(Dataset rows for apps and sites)
[Start of section]
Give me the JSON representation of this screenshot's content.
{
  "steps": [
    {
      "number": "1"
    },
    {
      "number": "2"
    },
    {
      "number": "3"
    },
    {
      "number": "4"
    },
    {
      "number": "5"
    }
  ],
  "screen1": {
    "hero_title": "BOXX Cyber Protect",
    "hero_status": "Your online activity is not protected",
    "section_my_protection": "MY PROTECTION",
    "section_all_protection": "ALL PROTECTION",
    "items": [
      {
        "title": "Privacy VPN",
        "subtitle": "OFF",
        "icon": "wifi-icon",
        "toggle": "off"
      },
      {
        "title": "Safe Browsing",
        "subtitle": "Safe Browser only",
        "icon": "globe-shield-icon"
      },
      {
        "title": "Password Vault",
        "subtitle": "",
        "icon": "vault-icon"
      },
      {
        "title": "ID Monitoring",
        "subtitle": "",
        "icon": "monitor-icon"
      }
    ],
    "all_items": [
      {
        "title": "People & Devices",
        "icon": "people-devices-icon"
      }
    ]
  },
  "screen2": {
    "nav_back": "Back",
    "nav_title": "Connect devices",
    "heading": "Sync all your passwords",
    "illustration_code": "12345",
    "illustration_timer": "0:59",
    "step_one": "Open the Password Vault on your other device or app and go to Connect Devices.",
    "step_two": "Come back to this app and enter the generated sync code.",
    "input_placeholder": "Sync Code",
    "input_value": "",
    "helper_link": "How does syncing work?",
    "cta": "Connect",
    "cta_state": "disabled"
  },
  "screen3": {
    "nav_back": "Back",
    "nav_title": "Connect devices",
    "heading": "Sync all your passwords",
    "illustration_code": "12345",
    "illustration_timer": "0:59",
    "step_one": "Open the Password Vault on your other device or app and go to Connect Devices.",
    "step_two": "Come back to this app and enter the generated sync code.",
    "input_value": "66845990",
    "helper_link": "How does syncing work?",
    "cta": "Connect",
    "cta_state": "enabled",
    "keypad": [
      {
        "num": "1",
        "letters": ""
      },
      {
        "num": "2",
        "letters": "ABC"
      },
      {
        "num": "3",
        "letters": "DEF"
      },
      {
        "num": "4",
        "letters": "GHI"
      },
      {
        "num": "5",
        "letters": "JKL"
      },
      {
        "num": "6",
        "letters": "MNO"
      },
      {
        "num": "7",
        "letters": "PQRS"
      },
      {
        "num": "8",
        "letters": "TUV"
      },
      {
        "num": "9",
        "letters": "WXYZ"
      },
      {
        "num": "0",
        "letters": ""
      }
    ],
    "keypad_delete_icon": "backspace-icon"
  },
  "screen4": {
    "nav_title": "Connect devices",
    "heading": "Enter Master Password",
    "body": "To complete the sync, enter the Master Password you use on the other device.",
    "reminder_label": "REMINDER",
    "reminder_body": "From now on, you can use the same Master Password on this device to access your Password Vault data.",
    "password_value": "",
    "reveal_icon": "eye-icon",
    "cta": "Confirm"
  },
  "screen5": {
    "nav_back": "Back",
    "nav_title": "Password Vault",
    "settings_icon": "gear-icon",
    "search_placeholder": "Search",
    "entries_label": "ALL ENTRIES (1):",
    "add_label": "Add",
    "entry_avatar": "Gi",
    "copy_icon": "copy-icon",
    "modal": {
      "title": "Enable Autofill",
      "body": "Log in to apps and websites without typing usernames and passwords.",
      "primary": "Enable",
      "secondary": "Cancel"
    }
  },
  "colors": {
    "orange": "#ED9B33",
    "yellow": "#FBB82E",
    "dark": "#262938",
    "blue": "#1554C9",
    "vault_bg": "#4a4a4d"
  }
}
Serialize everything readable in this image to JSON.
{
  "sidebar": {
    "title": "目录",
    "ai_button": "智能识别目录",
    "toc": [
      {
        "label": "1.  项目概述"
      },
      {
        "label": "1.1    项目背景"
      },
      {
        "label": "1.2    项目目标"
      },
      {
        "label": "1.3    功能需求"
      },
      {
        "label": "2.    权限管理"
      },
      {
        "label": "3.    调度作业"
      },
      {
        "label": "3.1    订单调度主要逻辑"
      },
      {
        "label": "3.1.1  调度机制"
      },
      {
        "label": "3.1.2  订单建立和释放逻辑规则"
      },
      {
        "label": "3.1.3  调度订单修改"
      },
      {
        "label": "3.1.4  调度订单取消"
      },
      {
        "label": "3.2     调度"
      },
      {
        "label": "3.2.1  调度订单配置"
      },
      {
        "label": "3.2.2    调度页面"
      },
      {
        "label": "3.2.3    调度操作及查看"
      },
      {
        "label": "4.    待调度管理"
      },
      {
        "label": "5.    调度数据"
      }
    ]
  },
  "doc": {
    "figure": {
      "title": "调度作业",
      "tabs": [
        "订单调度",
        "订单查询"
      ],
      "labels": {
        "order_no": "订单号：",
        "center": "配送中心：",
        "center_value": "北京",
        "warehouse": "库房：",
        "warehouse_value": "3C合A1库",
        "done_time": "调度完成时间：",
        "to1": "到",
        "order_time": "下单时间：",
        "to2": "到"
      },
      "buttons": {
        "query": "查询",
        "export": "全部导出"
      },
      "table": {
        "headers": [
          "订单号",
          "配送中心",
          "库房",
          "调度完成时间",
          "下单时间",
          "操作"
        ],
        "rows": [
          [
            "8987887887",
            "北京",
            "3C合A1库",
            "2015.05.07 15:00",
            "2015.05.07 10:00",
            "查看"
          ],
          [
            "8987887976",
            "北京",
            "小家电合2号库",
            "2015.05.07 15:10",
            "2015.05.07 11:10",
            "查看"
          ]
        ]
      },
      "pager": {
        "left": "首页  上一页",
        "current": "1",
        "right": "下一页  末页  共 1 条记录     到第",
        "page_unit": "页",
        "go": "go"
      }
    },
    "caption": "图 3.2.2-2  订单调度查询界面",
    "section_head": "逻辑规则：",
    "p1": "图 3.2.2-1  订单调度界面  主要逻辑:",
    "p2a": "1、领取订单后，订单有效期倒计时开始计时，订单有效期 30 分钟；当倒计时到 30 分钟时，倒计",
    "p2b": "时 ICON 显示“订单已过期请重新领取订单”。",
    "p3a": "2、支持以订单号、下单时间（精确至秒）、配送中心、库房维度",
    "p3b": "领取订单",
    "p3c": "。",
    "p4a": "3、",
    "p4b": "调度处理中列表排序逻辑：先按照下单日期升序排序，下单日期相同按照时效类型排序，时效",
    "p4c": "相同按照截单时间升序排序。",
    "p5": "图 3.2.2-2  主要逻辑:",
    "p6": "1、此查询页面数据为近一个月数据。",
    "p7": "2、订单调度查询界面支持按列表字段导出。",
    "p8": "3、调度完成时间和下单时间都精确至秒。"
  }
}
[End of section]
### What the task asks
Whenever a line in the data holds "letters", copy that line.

### Answer for the task
        "letters": ""
        "letters": "ABC"
        "letters": "DEF"
        "letters": "GHI"
        "letters": "JKL"
        "letters": "MNO"
        "letters": "PQRS"
        "letters": "TUV"
        "letters": "WXYZ"
        "letters": ""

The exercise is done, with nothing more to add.